From the line that contains "Give me the" down to the last line of the entries, repeat every line exactly. Do not carry over the pictures.

(Source records Opens)

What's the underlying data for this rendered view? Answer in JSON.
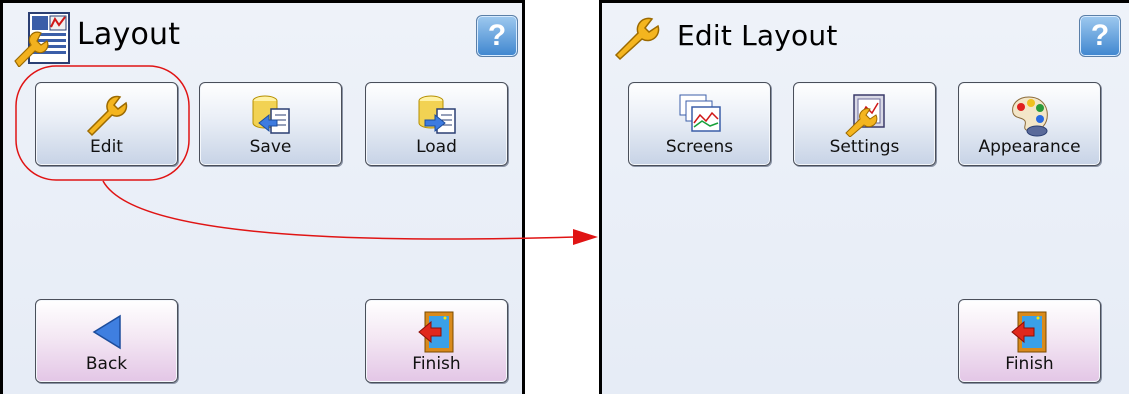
{
  "left": {
    "title": "Layout",
    "help": "?",
    "buttons": {
      "edit": "Edit",
      "save": "Save",
      "load": "Load",
      "back": "Back",
      "finish": "Finish"
    }
  },
  "right": {
    "title": "Edit Layout",
    "help": "?",
    "buttons": {
      "screens": "Screens",
      "settings": "Settings",
      "appearance": "Appearance",
      "finish": "Finish"
    }
  },
  "colors": {
    "annotation": "#e01414",
    "help_button": "#3f86cf",
    "panel_bg": "#e8eef8"
  },
  "icons": [
    "layout-icon",
    "help-icon",
    "wrench-icon",
    "save-icon",
    "load-icon",
    "back-arrow-icon",
    "finish-door-icon",
    "screens-icon",
    "settings-icon",
    "appearance-icon"
  ]
}
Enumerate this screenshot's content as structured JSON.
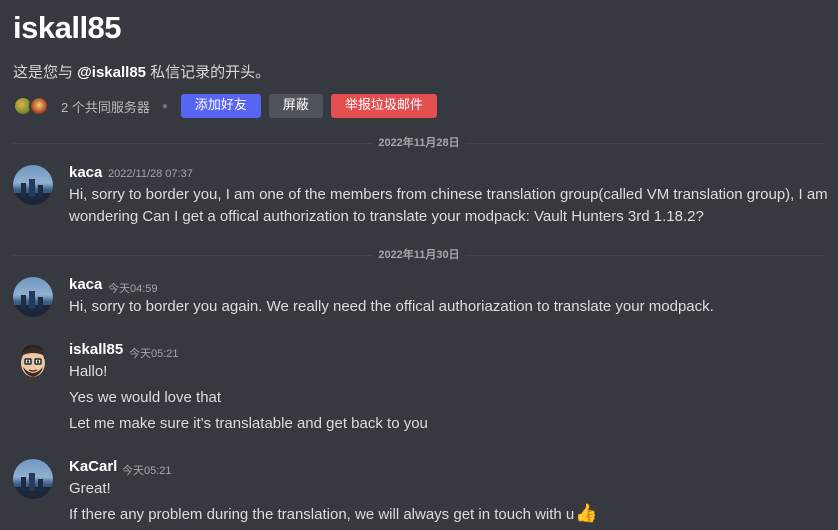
{
  "header": {
    "title": "iskall85",
    "subtitle_prefix": "这是您与 ",
    "subtitle_handle": "@iskall85",
    "subtitle_suffix": " 私信记录的开头。",
    "mutual_servers": "2 个共同服务器",
    "buttons": {
      "add_friend": "添加好友",
      "block": "屏蔽",
      "report_spam": "举报垃圾邮件"
    }
  },
  "dividers": [
    "2022年11月28日",
    "2022年11月30日"
  ],
  "messages": [
    {
      "author": "kaca",
      "time": "2022/11/28 07:37",
      "avatar": "city-skyline-avatar",
      "lines": [
        "Hi, sorry to border you, I am one of the members from chinese translation group(called VM translation group), I am",
        "wondering Can I get a  offical authorization to translate your modpack: Vault Hunters 3rd 1.18.2?"
      ]
    },
    {
      "author": "kaca",
      "time": "今天04:59",
      "avatar": "city-skyline-avatar",
      "lines": [
        "Hi, sorry to border you again. We really need the offical authoriazation to translate your modpack."
      ]
    },
    {
      "author": "iskall85",
      "time": "今天05:21",
      "avatar": "cartoon-face-avatar",
      "lines": [
        "Hallo!",
        "Yes we would love that",
        "Let me make sure it's translatable and get back to you"
      ]
    },
    {
      "author": "KaCarl",
      "time": "今天05:21",
      "avatar": "city-skyline-avatar",
      "lines": [
        "Great!",
        "If there any problem during the translation, we will always get in touch with u"
      ]
    }
  ],
  "colors": {
    "background": "#36393f",
    "blurple": "#5865f2",
    "danger": "#e34e4e"
  }
}
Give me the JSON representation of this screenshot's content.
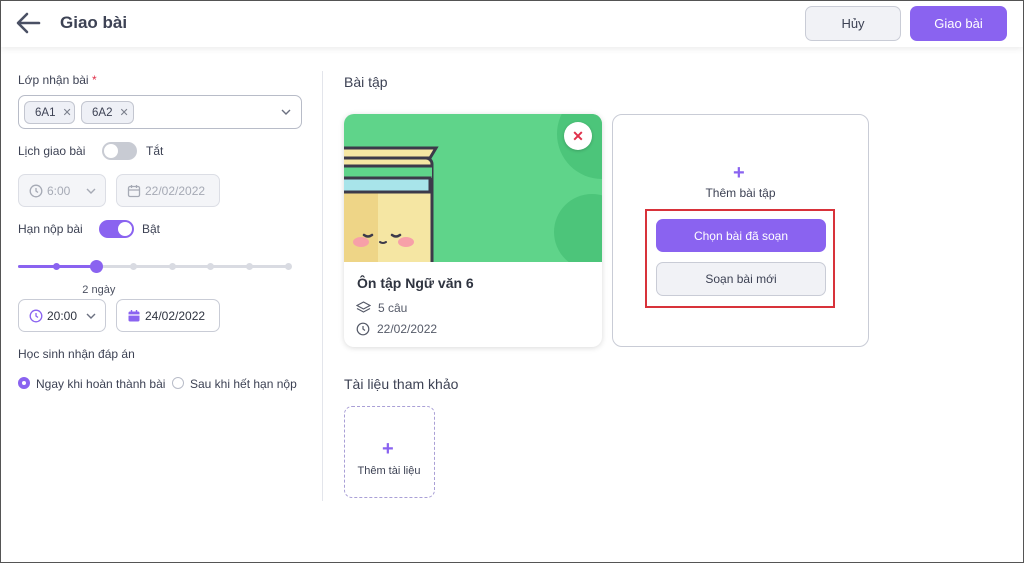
{
  "header": {
    "title": "Giao bài",
    "cancel_label": "Hủy",
    "assign_label": "Giao bài"
  },
  "left": {
    "class_label": "Lớp nhận bài",
    "required_mark": "*",
    "classes": [
      "6A1",
      "6A2"
    ],
    "schedule_label": "Lịch giao bài",
    "schedule_toggle_state": "Tắt",
    "schedule_time": "6:00",
    "schedule_date": "22/02/2022",
    "deadline_label": "Hạn nộp bài",
    "deadline_toggle_state": "Bật",
    "slider_value_label": "2 ngày",
    "slider_fraction": 0.29,
    "deadline_time": "20:00",
    "deadline_date": "24/02/2022",
    "answer_label": "Học sinh nhận đáp án",
    "answer_options": [
      "Ngay khi hoàn thành bài",
      "Sau khi hết hạn nộp"
    ],
    "answer_selected": 0
  },
  "right": {
    "exercises_title": "Bài tập",
    "exercise_card": {
      "title": "Ôn tập Ngữ văn 6",
      "questions": "5 câu",
      "date": "22/02/2022",
      "remove_icon": "close-icon"
    },
    "add_exercise_label": "Thêm bài tập",
    "choose_label": "Chọn bài đã soạn",
    "new_label": "Soạn bài mới",
    "references_title": "Tài liệu tham khảo",
    "add_document_label": "Thêm tài liệu"
  },
  "colors": {
    "accent": "#8a63f0",
    "cover_green": "#5fd48a",
    "highlight_red": "#d8323a"
  }
}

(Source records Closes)

(Completed task)
Give me the JSON representation of this screenshot's content.
{
  "header": {
    "title": "Giao bài",
    "cancel_label": "Hủy",
    "assign_label": "Giao bài"
  },
  "left": {
    "class_label": "Lớp nhận bài",
    "required_mark": "*",
    "classes": [
      "6A1",
      "6A2"
    ],
    "schedule_label": "Lịch giao bài",
    "schedule_toggle_state": "Tắt",
    "schedule_time": "6:00",
    "schedule_date": "22/02/2022",
    "deadline_label": "Hạn nộp bài",
    "deadline_toggle_state": "Bật",
    "slider_value_label": "2 ngày",
    "slider_fraction": 0.29,
    "deadline_time": "20:00",
    "deadline_date": "24/02/2022",
    "answer_label": "Học sinh nhận đáp án",
    "answer_options": [
      "Ngay khi hoàn thành bài",
      "Sau khi hết hạn nộp"
    ],
    "answer_selected": 0
  },
  "right": {
    "exercises_title": "Bài tập",
    "exercise_card": {
      "title": "Ôn tập Ngữ văn 6",
      "questions": "5 câu",
      "date": "22/02/2022",
      "remove_icon": "close-icon"
    },
    "add_exercise_label": "Thêm bài tập",
    "choose_label": "Chọn bài đã soạn",
    "new_label": "Soạn bài mới",
    "references_title": "Tài liệu tham khảo",
    "add_document_label": "Thêm tài liệu"
  },
  "colors": {
    "accent": "#8a63f0",
    "cover_green": "#5fd48a",
    "highlight_red": "#d8323a"
  }
}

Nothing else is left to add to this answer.